Instrumental to the arts: Nashua Community Music School's Family Music Fest
Nashua knows Molly Wood as a musician and piano teacher, but at the Nashua Community Music School’s Family Music Fest on Saturday she showed she’s also handy with a paint brush
Wood, who teaches piano at the school, headed up a team of artists manning a face-painting tent while other volunteers served platters of barbecued food to a crowd that watched as students and friends of the school performed on the stage at Greeley Park.
“Nashua Community Music School is a family school and students come from a lot of different places,” said Wood, who also teaches at Southern New Hampshire University and performs with both local ensembles and regional companies like Opera North.
Wood said one of the things she loves most about the school is its flexible, almost holistic approach to teaching music.
“When you learn to play piano, you learn more about rhythm and different aspects of music,” she said. “You become a more well-rounded musician.”

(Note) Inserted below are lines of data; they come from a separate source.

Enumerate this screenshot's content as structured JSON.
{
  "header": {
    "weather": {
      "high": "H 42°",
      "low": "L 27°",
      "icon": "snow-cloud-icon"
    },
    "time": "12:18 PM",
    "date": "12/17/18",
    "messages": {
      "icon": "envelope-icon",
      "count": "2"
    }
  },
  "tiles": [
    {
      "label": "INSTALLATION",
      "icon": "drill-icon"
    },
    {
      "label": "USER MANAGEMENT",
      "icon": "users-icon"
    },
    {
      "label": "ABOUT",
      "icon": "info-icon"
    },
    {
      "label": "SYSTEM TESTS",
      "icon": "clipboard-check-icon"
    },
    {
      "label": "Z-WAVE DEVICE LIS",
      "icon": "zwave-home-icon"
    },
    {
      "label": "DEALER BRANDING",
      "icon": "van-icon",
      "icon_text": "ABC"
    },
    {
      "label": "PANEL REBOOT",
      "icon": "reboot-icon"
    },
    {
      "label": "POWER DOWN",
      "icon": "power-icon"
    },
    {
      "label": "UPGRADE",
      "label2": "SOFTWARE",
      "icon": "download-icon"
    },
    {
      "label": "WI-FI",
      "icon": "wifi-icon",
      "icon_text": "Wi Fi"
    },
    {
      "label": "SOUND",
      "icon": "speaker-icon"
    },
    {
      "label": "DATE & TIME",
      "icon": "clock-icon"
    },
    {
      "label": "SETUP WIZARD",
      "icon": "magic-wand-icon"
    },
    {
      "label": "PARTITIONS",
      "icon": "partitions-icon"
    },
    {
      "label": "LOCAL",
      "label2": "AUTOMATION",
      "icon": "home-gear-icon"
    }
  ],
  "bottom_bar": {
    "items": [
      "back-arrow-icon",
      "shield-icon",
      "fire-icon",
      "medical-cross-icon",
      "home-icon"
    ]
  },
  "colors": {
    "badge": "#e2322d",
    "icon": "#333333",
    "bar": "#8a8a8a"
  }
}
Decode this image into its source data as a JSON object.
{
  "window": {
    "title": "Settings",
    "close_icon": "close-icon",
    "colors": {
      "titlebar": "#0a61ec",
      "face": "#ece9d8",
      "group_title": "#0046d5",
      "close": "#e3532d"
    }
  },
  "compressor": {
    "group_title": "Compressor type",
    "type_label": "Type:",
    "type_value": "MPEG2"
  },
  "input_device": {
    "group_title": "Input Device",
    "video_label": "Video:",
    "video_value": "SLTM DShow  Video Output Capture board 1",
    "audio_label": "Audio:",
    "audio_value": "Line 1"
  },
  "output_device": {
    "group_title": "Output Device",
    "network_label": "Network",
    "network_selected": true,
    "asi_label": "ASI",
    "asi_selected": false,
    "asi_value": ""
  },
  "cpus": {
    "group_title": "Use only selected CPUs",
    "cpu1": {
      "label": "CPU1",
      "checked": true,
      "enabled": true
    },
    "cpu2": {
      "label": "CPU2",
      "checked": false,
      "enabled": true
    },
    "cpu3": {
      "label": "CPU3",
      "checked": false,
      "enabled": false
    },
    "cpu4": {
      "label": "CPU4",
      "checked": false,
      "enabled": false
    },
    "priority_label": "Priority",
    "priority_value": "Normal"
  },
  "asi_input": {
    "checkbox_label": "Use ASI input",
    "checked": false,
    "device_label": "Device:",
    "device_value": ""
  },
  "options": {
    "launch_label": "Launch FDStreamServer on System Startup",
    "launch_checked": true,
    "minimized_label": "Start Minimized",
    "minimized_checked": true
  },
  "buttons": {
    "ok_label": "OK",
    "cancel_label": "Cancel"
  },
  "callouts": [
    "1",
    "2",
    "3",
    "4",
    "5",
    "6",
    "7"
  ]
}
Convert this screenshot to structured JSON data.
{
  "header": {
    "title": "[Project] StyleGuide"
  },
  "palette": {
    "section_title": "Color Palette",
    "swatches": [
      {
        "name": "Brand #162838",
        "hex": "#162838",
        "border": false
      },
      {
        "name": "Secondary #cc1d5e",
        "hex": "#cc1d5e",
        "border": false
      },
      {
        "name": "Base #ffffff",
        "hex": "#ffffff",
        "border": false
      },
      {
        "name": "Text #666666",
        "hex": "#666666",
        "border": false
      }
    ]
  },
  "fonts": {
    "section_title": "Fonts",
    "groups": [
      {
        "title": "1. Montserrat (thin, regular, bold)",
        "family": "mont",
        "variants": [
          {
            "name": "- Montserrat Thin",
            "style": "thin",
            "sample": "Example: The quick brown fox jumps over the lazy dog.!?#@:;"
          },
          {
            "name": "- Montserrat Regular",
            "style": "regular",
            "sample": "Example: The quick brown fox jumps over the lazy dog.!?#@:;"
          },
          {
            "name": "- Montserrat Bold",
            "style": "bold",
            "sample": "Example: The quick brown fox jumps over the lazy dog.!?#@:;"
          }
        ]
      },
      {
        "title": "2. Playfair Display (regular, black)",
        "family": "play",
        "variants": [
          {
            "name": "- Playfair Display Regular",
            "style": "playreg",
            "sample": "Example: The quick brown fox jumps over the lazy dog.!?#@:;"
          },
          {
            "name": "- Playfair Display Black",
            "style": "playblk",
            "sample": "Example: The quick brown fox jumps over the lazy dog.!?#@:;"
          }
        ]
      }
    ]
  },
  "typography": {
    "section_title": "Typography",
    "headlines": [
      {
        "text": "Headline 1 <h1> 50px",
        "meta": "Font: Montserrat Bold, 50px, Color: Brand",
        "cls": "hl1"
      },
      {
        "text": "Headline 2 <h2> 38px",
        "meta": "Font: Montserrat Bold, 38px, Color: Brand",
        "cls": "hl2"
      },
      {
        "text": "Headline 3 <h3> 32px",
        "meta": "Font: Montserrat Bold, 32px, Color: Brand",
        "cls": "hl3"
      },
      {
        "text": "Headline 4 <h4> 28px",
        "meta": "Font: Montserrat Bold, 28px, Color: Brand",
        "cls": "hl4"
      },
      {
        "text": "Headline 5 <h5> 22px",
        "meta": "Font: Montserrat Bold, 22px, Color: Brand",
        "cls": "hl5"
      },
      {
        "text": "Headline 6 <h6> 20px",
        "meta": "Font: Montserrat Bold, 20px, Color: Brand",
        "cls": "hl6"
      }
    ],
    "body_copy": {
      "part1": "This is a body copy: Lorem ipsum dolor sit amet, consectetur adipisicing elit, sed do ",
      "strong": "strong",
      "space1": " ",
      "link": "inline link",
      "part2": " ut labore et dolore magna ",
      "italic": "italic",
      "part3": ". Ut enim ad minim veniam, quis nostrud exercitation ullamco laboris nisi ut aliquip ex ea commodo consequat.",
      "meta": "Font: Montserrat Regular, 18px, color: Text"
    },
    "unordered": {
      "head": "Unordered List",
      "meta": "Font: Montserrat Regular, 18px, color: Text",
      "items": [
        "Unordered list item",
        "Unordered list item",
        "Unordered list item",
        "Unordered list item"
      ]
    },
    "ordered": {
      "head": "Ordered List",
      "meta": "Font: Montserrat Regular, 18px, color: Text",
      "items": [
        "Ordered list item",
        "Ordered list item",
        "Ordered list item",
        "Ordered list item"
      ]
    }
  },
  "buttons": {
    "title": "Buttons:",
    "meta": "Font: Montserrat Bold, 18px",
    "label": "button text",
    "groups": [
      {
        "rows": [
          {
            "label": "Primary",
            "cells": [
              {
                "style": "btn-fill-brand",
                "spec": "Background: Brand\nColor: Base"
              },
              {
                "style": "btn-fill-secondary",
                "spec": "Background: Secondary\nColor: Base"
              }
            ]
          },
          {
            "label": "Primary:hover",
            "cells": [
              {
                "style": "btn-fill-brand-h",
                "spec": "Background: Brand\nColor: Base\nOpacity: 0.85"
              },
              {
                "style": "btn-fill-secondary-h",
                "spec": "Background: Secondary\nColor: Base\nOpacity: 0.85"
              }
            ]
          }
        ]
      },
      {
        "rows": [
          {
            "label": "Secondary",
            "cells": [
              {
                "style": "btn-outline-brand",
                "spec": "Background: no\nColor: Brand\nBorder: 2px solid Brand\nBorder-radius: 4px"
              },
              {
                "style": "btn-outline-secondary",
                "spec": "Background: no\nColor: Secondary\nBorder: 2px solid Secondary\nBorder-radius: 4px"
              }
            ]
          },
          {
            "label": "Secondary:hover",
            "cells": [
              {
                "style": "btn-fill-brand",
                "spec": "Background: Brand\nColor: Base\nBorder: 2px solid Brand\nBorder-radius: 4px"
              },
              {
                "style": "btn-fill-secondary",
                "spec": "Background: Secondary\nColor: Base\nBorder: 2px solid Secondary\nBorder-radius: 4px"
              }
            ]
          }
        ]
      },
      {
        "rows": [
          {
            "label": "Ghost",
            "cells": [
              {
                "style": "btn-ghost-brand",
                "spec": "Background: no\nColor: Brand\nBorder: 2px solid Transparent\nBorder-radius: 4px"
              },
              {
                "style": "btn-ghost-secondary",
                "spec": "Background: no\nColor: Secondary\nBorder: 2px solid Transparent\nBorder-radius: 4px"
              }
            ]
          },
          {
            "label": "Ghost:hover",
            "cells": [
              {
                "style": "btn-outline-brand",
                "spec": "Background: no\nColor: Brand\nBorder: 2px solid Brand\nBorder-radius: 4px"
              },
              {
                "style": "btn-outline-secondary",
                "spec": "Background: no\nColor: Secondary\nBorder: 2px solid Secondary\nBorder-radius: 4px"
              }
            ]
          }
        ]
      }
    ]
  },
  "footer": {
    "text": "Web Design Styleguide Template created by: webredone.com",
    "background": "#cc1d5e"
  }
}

Since 1984, the Nashua Community Music School has provided a place to learn how to play and perform a wide range of music to aspiring musicians of all ages and abilities. The school offers individual lessons, jazz bands and flute choirs for children and teens and African drumming for anyone who wants to learn how to beat out some rhythms. There are also programs for kids and adults to explore and experiment with different instruments and musical styles.
“We used to be a very small school in the back of a church,” said Executive Director Gillian Hinkle.
Today, the school has a home of its own in the Millyard with 12 rooms for classes and a performance space that seats 50. And Hinkle said the faculty is a deep pool of musical talent.
“We have a lot of people who take private lessons,” said Hinkle. “But we also offer more innovative things.”
In addition to an African drumming group, the school now has a ukulele ensemble and Trash Talk, a percussion group that coaxes rhythms from recycled objects.
And Hinkle is committed to being a resource for all musicians, whatever their tastes and interests happen to be.
“We try our best to work with all kids and adults,” she said, adding if the school can’t provide the type of instruction a student needs, she’ll try to find someplace that can.
But Hinkle said it gets tough keeping up with the city’s diverse musical interests on the school’s shoestring budget. Donations and fundraising events like the Family Music Fest help pay the bills and allow the school to reach out with scholarships for kids who otherwise couldn’t have music lessons.
Professional guitarist and teacher Mike Loce and Kate Leonas, a science teacher as Nashua High School South, were at the Family Music Fest to catch some of the scheduled performers. Both feel the school is a valuable resource for the city, which has a strong arts community and a growing arts economy.
“It’s important to be able to read what the community wants,” said Loce, who added that Nashua has been developing a taste for jazz over the past couple of years.
The school is encouraging a new generation of jazz musicians with an ensemble for high school kids that is geared toward improvisation and experimentation.
For Leonas, Nashua Community Music School is one of the city’s top educational assets.
“At a time, when music and arts are being cut from public schools, it’s important for kids to still be able to get those experiences and opportunities to express themselves,” she said.